= WHAT YOU SHOULD DO =
Repeat the records exactly as given. Do not include the pictures.

(Interface dataset entries)
_ _ _ _ _

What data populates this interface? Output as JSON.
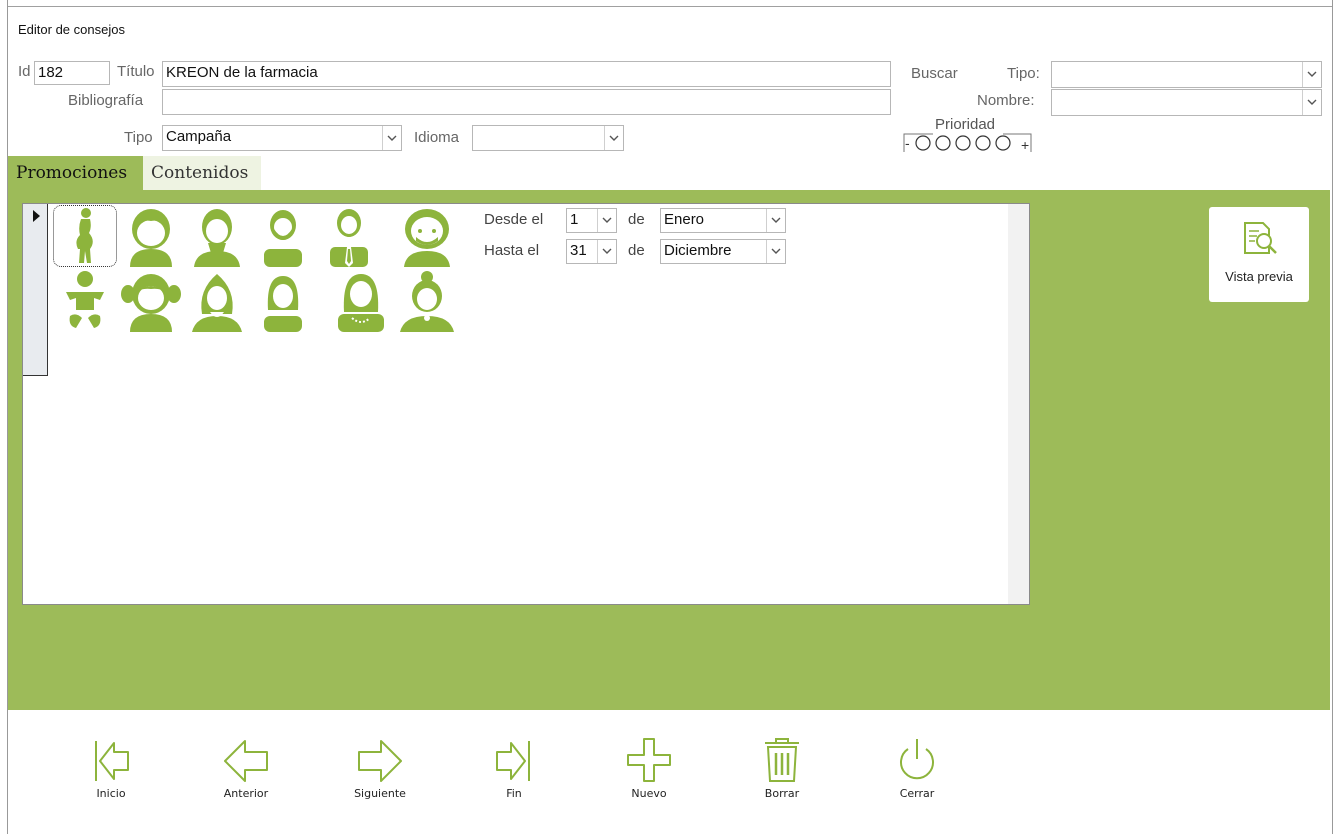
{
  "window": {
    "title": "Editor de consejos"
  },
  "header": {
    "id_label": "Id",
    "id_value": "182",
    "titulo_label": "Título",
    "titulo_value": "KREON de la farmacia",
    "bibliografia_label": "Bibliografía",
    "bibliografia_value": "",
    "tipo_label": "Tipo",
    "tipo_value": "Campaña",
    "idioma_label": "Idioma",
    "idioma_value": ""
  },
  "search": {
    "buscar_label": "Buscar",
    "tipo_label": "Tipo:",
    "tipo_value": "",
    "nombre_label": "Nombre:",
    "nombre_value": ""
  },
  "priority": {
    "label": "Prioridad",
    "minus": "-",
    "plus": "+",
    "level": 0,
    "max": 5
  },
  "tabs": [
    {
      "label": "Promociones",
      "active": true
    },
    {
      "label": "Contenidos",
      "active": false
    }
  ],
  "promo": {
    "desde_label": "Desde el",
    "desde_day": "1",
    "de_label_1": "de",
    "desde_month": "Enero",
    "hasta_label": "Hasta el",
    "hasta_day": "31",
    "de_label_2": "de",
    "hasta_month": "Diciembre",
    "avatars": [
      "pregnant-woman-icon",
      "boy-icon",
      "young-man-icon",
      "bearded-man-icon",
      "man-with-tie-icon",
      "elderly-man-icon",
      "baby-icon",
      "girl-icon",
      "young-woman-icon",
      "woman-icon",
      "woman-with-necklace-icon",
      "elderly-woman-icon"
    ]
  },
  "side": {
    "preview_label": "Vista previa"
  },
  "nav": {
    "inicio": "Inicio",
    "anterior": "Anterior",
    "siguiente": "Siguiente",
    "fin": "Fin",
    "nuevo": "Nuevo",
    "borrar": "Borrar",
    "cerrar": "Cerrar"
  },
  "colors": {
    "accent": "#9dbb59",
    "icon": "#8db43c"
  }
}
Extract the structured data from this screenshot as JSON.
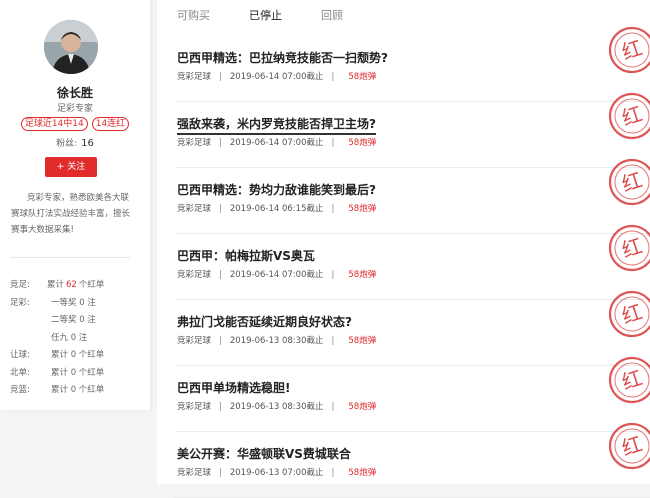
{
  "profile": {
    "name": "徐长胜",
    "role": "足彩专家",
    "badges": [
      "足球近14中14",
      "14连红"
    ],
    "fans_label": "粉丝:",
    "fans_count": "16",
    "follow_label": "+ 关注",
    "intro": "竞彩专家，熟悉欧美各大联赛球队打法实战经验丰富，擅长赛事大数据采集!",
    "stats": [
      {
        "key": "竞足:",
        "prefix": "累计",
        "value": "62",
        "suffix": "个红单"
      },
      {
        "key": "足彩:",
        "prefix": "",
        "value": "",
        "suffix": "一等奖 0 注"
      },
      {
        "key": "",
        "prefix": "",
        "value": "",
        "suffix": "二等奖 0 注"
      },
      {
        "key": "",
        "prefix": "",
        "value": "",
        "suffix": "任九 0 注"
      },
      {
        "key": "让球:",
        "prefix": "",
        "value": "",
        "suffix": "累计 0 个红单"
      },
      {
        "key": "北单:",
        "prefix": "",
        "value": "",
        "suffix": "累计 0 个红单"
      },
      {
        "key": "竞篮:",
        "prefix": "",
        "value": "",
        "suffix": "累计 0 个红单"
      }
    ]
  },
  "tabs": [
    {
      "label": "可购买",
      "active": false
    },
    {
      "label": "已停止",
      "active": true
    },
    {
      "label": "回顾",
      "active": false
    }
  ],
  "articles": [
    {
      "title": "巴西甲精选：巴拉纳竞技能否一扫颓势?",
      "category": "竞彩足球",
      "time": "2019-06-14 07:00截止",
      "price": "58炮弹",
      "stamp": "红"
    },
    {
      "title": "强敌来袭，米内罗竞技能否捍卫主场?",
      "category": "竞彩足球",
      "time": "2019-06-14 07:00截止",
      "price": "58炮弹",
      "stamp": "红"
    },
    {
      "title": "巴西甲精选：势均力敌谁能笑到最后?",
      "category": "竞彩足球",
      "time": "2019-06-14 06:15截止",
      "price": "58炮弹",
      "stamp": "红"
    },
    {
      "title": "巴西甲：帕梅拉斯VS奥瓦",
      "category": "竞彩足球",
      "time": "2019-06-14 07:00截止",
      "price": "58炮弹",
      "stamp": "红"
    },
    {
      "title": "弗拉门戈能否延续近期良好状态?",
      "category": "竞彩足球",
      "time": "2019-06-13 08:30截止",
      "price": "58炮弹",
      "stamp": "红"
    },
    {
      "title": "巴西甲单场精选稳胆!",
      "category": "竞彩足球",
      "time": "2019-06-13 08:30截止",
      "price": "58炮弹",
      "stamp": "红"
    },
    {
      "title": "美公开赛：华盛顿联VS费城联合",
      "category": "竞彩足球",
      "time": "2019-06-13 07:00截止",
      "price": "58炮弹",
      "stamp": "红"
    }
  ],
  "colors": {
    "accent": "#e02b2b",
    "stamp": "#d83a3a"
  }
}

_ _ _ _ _

= TASK SOLUTION =
What data populates this interface? Output as JSON.
{
  "window": {
    "title": "Editor de consejos"
  },
  "header": {
    "id_label": "Id",
    "id_value": "182",
    "titulo_label": "Título",
    "titulo_value": "KREON de la farmacia",
    "bibliografia_label": "Bibliografía",
    "bibliografia_value": "",
    "tipo_label": "Tipo",
    "tipo_value": "Campaña",
    "idioma_label": "Idioma",
    "idioma_value": ""
  },
  "search": {
    "buscar_label": "Buscar",
    "tipo_label": "Tipo:",
    "tipo_value": "",
    "nombre_label": "Nombre:",
    "nombre_value": ""
  },
  "priority": {
    "label": "Prioridad",
    "minus": "-",
    "plus": "+",
    "level": 0,
    "max": 5
  },
  "tabs": [
    {
      "label": "Promociones",
      "active": true
    },
    {
      "label": "Contenidos",
      "active": false
    }
  ],
  "promo": {
    "desde_label": "Desde el",
    "desde_day": "1",
    "de_label_1": "de",
    "desde_month": "Enero",
    "hasta_label": "Hasta el",
    "hasta_day": "31",
    "de_label_2": "de",
    "hasta_month": "Diciembre",
    "avatars": [
      "pregnant-woman-icon",
      "boy-icon",
      "young-man-icon",
      "bearded-man-icon",
      "man-with-tie-icon",
      "elderly-man-icon",
      "baby-icon",
      "girl-icon",
      "young-woman-icon",
      "woman-icon",
      "woman-with-necklace-icon",
      "elderly-woman-icon"
    ]
  },
  "side": {
    "preview_label": "Vista previa"
  },
  "nav": {
    "inicio": "Inicio",
    "anterior": "Anterior",
    "siguiente": "Siguiente",
    "fin": "Fin",
    "nuevo": "Nuevo",
    "borrar": "Borrar",
    "cerrar": "Cerrar"
  },
  "colors": {
    "accent": "#9dbb59",
    "icon": "#8db43c"
  }
}
Extract the structured data from this screenshot as JSON.
{
  "profile": {
    "name": "徐长胜",
    "role": "足彩专家",
    "badges": [
      "足球近14中14",
      "14连红"
    ],
    "fans_label": "粉丝:",
    "fans_count": "16",
    "follow_label": "+ 关注",
    "intro": "竞彩专家，熟悉欧美各大联赛球队打法实战经验丰富，擅长赛事大数据采集!",
    "stats": [
      {
        "key": "竞足:",
        "prefix": "累计",
        "value": "62",
        "suffix": "个红单"
      },
      {
        "key": "足彩:",
        "prefix": "",
        "value": "",
        "suffix": "一等奖 0 注"
      },
      {
        "key": "",
        "prefix": "",
        "value": "",
        "suffix": "二等奖 0 注"
      },
      {
        "key": "",
        "prefix": "",
        "value": "",
        "suffix": "任九 0 注"
      },
      {
        "key": "让球:",
        "prefix": "",
        "value": "",
        "suffix": "累计 0 个红单"
      },
      {
        "key": "北单:",
        "prefix": "",
        "value": "",
        "suffix": "累计 0 个红单"
      },
      {
        "key": "竞篮:",
        "prefix": "",
        "value": "",
        "suffix": "累计 0 个红单"
      }
    ]
  },
  "tabs": [
    {
      "label": "可购买",
      "active": false
    },
    {
      "label": "已停止",
      "active": true
    },
    {
      "label": "回顾",
      "active": false
    }
  ],
  "articles": [
    {
      "title": "巴西甲精选：巴拉纳竞技能否一扫颓势?",
      "category": "竞彩足球",
      "time": "2019-06-14 07:00截止",
      "price": "58炮弹",
      "stamp": "红"
    },
    {
      "title": "强敌来袭，米内罗竞技能否捍卫主场?",
      "category": "竞彩足球",
      "time": "2019-06-14 07:00截止",
      "price": "58炮弹",
      "stamp": "红"
    },
    {
      "title": "巴西甲精选：势均力敌谁能笑到最后?",
      "category": "竞彩足球",
      "time": "2019-06-14 06:15截止",
      "price": "58炮弹",
      "stamp": "红"
    },
    {
      "title": "巴西甲：帕梅拉斯VS奥瓦",
      "category": "竞彩足球",
      "time": "2019-06-14 07:00截止",
      "price": "58炮弹",
      "stamp": "红"
    },
    {
      "title": "弗拉门戈能否延续近期良好状态?",
      "category": "竞彩足球",
      "time": "2019-06-13 08:30截止",
      "price": "58炮弹",
      "stamp": "红"
    },
    {
      "title": "巴西甲单场精选稳胆!",
      "category": "竞彩足球",
      "time": "2019-06-13 08:30截止",
      "price": "58炮弹",
      "stamp": "红"
    },
    {
      "title": "美公开赛：华盛顿联VS费城联合",
      "category": "竞彩足球",
      "time": "2019-06-13 07:00截止",
      "price": "58炮弹",
      "stamp": "红"
    }
  ],
  "colors": {
    "accent": "#e02b2b",
    "stamp": "#d83a3a"
  }
}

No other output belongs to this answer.